Back to the UQ grind again, with a volume that finally dug into one of this manga’s core issues – how goddamn boring its protagonist is. Tota is a shounen lump, and this volume did its best to paint some character on that lump, with generally positive results. UQ is still a surprisingly mediocre performance from the guy who made Negima, but there’s plenty of entertainment to be found regardless.
You can check out my full review over at ANN.
Mob Psycho 100 actually managed to up the ante this week, by coupling its usual visual splendor with a far more focused and incisive look at Mob’s insecurities. The new-age cult backdrop was a perfect setting for a story focused on peer pressure and the meaning of fitting in, and Mob’s feelings helped him feel constantly vulnerable in spite of never actually being in danger. Mob Psycho is pretty much everything I’d want from a concept like this – yeah there’s some stupid humor, but Mob’s powers are consistently grounded in an absolutely human place, creating a sense of tension regardless of how strong he is. Damn good stuff.
You can check out my full review over at ANN, or my episode notes below!
Nine years ago, a typhoon raged through Japan just as Himari was coming down with a terrible fever. With no one to call for help, the Takakura siblings’ mother panicked over what they might do, before their father declared he’d take Himari to the hospital himself. Rushing out the door, he was pursued by both his sons, though only Kanba manages to follow him. And so Kanba raced out into the street, physically chasing his father at the onset of a pursuit that would last him all his life.
Dear lord this show is excruciating. Painful from start to finish, saturated with the lost-chances insecurity of youth, extremely good show would not watch again. It almost feels like a defense mechanism that my reviews are so resolutely focused on craft, and not focused on the experience of watching Naho do everything wrong all the time even though she couldn’t possibly do otherwise. It’s a good hurt. Orange is a good show.
You can check out my full review over at ANN!
Genshiken continues its questionable adventure into harem territory, making the most of it but still being fundamentally much worse than what the manga used to be. There are certainly plenty of effective moments here, and the story still has better dialogue than most manga and solid art all around, but Second Season is still an inescapable disappointment.
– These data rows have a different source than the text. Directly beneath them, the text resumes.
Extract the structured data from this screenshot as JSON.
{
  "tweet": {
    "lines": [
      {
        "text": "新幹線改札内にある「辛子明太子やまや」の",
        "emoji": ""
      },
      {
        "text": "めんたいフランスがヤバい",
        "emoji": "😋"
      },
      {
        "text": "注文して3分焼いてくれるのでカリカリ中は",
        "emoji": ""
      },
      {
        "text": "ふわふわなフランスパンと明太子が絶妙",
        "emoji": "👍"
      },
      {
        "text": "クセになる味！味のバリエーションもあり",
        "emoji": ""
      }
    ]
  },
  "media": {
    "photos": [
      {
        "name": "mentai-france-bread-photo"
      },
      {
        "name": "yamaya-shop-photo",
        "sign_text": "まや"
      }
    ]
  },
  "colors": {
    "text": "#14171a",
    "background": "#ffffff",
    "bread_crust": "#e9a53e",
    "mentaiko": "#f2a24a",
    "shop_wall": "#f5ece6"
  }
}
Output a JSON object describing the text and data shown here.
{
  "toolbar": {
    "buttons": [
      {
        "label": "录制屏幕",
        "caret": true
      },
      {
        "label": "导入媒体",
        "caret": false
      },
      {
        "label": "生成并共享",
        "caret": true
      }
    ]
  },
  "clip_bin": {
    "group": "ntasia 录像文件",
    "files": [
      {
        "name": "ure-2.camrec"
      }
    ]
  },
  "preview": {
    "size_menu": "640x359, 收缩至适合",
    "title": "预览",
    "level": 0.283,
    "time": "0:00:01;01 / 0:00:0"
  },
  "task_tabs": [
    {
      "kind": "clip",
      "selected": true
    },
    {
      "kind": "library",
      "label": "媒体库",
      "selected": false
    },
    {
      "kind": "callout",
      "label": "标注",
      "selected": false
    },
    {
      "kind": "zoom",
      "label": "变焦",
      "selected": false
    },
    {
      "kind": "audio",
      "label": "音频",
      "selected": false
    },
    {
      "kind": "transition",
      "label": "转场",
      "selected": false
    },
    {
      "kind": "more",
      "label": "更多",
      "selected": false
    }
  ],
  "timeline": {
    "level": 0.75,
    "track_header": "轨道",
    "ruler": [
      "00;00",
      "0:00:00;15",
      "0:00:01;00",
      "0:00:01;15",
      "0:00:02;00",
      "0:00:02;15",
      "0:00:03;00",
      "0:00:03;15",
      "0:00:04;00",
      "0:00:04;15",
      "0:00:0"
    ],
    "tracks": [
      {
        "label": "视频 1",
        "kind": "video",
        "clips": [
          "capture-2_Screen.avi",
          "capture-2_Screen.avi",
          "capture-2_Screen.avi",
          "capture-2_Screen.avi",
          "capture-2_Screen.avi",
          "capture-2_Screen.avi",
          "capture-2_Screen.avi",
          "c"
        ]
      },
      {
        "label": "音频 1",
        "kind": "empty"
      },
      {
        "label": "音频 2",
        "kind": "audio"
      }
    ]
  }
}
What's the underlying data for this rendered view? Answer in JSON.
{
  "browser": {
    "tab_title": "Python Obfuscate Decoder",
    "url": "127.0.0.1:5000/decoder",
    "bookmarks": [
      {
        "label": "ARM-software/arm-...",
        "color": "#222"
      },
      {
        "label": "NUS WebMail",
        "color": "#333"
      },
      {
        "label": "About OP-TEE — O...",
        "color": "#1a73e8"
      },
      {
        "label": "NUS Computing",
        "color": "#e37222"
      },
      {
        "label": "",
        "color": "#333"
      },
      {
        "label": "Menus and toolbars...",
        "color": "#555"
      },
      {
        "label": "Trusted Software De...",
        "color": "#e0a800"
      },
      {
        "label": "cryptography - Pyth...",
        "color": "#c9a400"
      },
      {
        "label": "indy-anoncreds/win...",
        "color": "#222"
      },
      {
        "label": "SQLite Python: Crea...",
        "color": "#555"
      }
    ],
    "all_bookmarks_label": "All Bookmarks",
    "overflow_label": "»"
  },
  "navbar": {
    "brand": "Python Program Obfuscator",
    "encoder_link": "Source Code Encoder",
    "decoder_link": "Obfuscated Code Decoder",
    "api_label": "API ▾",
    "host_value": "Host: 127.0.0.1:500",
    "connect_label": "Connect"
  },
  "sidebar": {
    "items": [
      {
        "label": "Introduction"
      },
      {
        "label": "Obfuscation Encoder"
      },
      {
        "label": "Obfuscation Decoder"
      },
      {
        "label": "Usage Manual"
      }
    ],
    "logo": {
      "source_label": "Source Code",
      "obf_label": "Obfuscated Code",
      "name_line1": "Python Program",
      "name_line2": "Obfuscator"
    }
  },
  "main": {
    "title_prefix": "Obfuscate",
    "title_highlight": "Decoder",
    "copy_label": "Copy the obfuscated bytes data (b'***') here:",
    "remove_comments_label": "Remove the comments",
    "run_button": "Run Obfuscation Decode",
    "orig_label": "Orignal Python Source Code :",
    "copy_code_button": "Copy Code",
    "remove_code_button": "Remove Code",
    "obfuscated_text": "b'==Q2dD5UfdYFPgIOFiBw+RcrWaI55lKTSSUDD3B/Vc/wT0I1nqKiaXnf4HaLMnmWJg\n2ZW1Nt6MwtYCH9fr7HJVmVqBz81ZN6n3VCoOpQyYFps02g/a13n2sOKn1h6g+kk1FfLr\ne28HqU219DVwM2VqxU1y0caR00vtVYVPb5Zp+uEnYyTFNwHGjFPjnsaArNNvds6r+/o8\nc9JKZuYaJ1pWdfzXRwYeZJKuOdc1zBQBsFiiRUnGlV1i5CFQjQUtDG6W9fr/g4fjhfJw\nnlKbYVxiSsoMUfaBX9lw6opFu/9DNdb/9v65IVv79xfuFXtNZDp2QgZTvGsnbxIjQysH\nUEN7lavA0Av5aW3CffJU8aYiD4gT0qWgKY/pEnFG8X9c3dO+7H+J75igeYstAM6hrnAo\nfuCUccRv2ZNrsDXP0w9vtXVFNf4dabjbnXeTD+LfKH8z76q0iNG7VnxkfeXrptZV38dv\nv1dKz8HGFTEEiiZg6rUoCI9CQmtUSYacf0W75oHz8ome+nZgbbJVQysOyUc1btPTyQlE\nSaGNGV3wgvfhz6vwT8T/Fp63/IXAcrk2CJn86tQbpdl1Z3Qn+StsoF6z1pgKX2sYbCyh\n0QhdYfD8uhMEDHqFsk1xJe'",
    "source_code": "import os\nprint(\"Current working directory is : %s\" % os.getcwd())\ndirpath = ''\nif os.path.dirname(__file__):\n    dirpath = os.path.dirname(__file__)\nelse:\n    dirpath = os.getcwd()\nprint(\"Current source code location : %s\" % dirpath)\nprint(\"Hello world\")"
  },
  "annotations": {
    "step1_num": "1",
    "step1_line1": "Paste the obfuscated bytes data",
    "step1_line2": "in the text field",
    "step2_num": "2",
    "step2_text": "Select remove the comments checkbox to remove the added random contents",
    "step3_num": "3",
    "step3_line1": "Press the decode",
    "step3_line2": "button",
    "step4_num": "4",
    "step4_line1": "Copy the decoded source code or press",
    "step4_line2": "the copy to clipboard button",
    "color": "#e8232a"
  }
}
We are in the lean times of Genshiken now.
You can check out my full review over at ANN.
Welp, looks like I’m writing at Crunchyroll now. I’ve got a new column over there starting up this week, and opening with a closer look at just one element of Mob Psycho’s first episode. If all goes according to plan, that’ll be the general style – deep dives on specific ideas or characters or elements of craft that pull our favorite shows together. I’m very excited to start on this project, and hope you enjoy my first piece!
You can check out my first article right here.
The Planetes crew was back to the grind this episode, having returned from the moon and immediately being put back to work. While Hachi and Tanabe’s lives largely returned to business as usual, Fee opened this episode by meeting with her old coworker Dolf, now a division manager within Technora. Though Fee wanted to reminisce about the good old days, Dolf had a forward-thinking proposal for Fee – accept a promotion out of the Debris unit and directly into Central. Her talents are too good for a group as pointless and disparaged as Debris. He needs her where he can use her.
It’s time for a date! Ringo’s ever-demanding diary has upped the ante once again, and so this episode, she’s planning to take Tabuki out for a birdwatching expedition. As the episode opens, we see fate is in the air, represented through Ringo’s happy shoujo stars. Shoma is surprised merely by Ringo’s presence in his house, as he is the typical teenage protagonist – but Kanba has much bigger plans, and so he tasks his brother with tailing Ringo on her journey.
Planetarian continued to be its hopeful, melancholy self in this third episode, as Yumemi’s long-awaited projection served as a painting of mankind’s hopes etched on a canvas of its dire failures. Planetarian is a very small-scale version of exactly the kind of stuff I like, and though its somewhat flat aesthetics and limited characterization don’t allow for any truly soaring heights, it’s still a very competent and engaging production. I am having a good time with this sad robot.
You can check out my full review over at ANN, or my notes below!
Dear lord, one week after the retrospective and we’re already a quarter through the season. This season ended up offering a stronger collection of shows than I was initially expecting, meaning I get to be fairly discerning in choosing what I actually keep up with. At this point, I’m legitimately excited about everything I’m watching – we’ve got a great mix of pure fun (Love Live, Thunderbolt Fantasy) and engaging drama (Orange, Planetarian), with Mob Psycho offering a dash of action and visual creativity. Let’s start with those new Love Lives and run this week down!